In my presentation I provided a little background to traditional Islamic art by way of examples as seen below:

Fountain In Rabat, Morocco. Photography by David Wade

Fountain In Rabat, Morocco. Photography by David Wade

Mosque of Sultan Qaitbay

Mosque of Sultan Qaitbay, Cairo, Egypt, 1474. Photography by David Wade

Flower-style wooden box

Flower-style wooden box with drawers
17th century, India. Wood (poplar); overlaid with ebony inlaid with wood and incised, stained ivory. Image provided by http://www.metmuseum.org/

Using examples of Arabic calligraphy, architectural features and geometric patterns I was able to show how traditional Islamic aesthetics have been re-produced using modern day digital technologies including 3D printers and computer programming.
Examples included those I have mentioned on my blog previously:

A Hidden Order by Sama Mara and Lee Westwood

Projection from a live performance of A Hidden Order by Sama Mara and Lee Westwood

A digital unfolding of the day can be found on Storify:  https://storify.com/alixebovey/work-of-art-in-the-age-of-digital-reproduction

You can read more about the AHRC funded Material Witness programme here: http://www.kent.ac.uk/humanities/material-witness/

A Hidden Order

I had the opportunity to attend the private view and launch of A Hidden Order at the Princes School of Traditional Arts. The project is a collaboration between geometer Sama Mara and composer Lee Westwood who have created a digital method for producing Islamic geometric patterns using sound.

The design of the patterns were projected showing how the pattern built up further and further based on the composition of the musical sounds. Each key or note was interpreted by a program that would then convert the sound to form part of a colour and shape system. The programming was meticulously developed by Sama Mara but the development interface plays a hidden role in the final display of the artwork.

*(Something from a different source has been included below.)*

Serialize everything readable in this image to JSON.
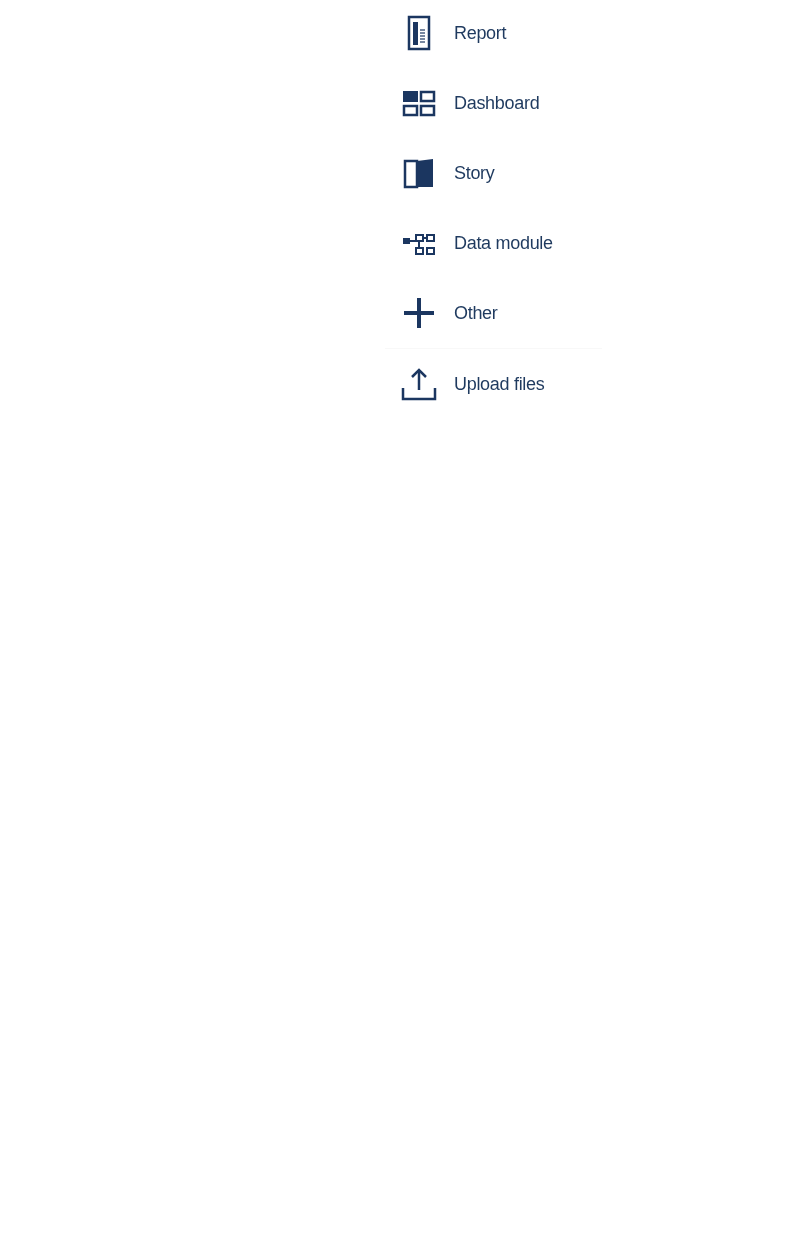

Read more about the project on the official website here: www.musicalforms.com/

Projection from live performance of A Hidden Order by Sama Mara and Lee Westwood

Projection from live performance of A Hidden Order by Sama Mara and Lee Westwood

Once the patterns have been generated they can be seen as standalone visuals. These were exhibited as digital prints along the walls at the PSTA.

Print generated from A Hidden Order

Print generated from A Hidden Order